  • Formalize women’s game developmental clinic request and delivery process
  • Deliver more training and rating opportunities in developing areas
  • Expand observation program for men’s and women’s officials
  • Online men’s and women’s training module for rules and fouls (fall 2012)/expand video resources
  • Develop dynamic online interface with USL database (fall 2012)
  • Explore Arbiter 360 /Central Hub collaboration to house men\'s and women’s educational materials and allow assigners to view training and certification status
keys to success financial resources
Keys To Success: Financial Resources

Driving adoption of national standards will require a substantial increase in programmatic, human and other resources.
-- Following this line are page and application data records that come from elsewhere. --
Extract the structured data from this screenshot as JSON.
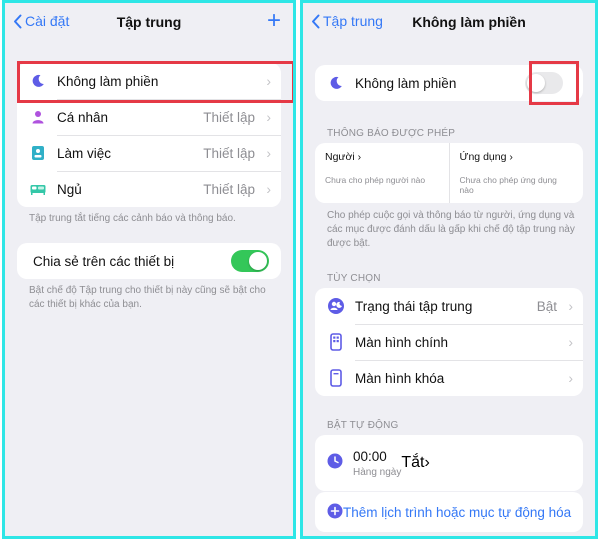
{
  "left": {
    "nav": {
      "back_label": "Cài đặt",
      "title": "Tập trung",
      "add_symbol": "+"
    },
    "focus_modes": [
      {
        "label": "Không làm phiền",
        "value": ""
      },
      {
        "label": "Cá nhân",
        "value": "Thiết lập"
      },
      {
        "label": "Làm việc",
        "value": "Thiết lập"
      },
      {
        "label": "Ngủ",
        "value": "Thiết lập"
      }
    ],
    "modes_footnote": "Tập trung tắt tiếng các cảnh báo và thông báo.",
    "share_label": "Chia sẻ trên các thiết bị",
    "share_on": true,
    "share_footnote": "Bật chế độ Tập trung cho thiết bị này cũng sẽ bật cho các thiết bị khác của bạn."
  },
  "right": {
    "nav": {
      "back_label": "Tập trung",
      "title": "Không làm phiền"
    },
    "dnd_label": "Không làm phiền",
    "dnd_on": false,
    "allowed_header": "THÔNG BÁO ĐƯỢC PHÉP",
    "allowed": {
      "people_title": "Người",
      "people_sub": "Chưa cho phép người nào",
      "apps_title": "Ứng dụng",
      "apps_sub": "Chưa cho phép ứng dụng nào"
    },
    "allowed_footnote": "Cho phép cuộc gọi và thông báo từ người, ứng dụng và các mục được đánh dấu là gấp khi chế độ tập trung này được bật.",
    "options_header": "TÙY CHỌN",
    "options": [
      {
        "label": "Trạng thái tập trung",
        "value": "Bật"
      },
      {
        "label": "Màn hình chính",
        "value": ""
      },
      {
        "label": "Màn hình khóa",
        "value": ""
      }
    ],
    "auto_header": "BẬT TỰ ĐỘNG",
    "schedule": {
      "time": "00:00",
      "days": "Hàng ngày",
      "value": "Tắt"
    },
    "add_label": "Thêm lịch trình hoặc mục tự động hóa"
  },
  "colors": {
    "accent": "#3478f6",
    "toggle_on": "#34c759",
    "highlight": "#e53946",
    "purple": "#5e5ce6",
    "frame": "#2ee6e6"
  }
}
Sources for those funds may include, but are not limited to:

  • Reallocation of current resources
  • Operational reserves
  • USLF fundraising efforts
  • Millions of Dollars Invested In Supporting Local Efforts to Work Towards Achieving National Standards
keys to success you
Keys to Success: YOU!
  • Developing National Standards for Youth Lacrosse is the most important and significant initiative US Lacrosse has ever engaged in
  • Success will require collective, disciplined and unwavering effort, passion, fortitude, and sheer will to succeed of staff, USL volunteers, leagues, chapters, constituencies and others
  • Support from Best Practice Youth Leagues like NCJLA

Discussion and Feedback: What Can US Lacrosse Do Through its Efforts to Drive Adoption of National Standards, to Help NCJLA Deliver The Best Playing Experience For Kids in California?

thank you

For More Information about US Lacrosse’s Youth Game Initiative, visit

US Lacrosse Staff Contacts:

Ann Carpenetti, Managing Director of Games Administration [email protected]

Melissa Coyne, Women’s Game Director [email protected]

Brian Silcott, Men’s Game Director [email protected]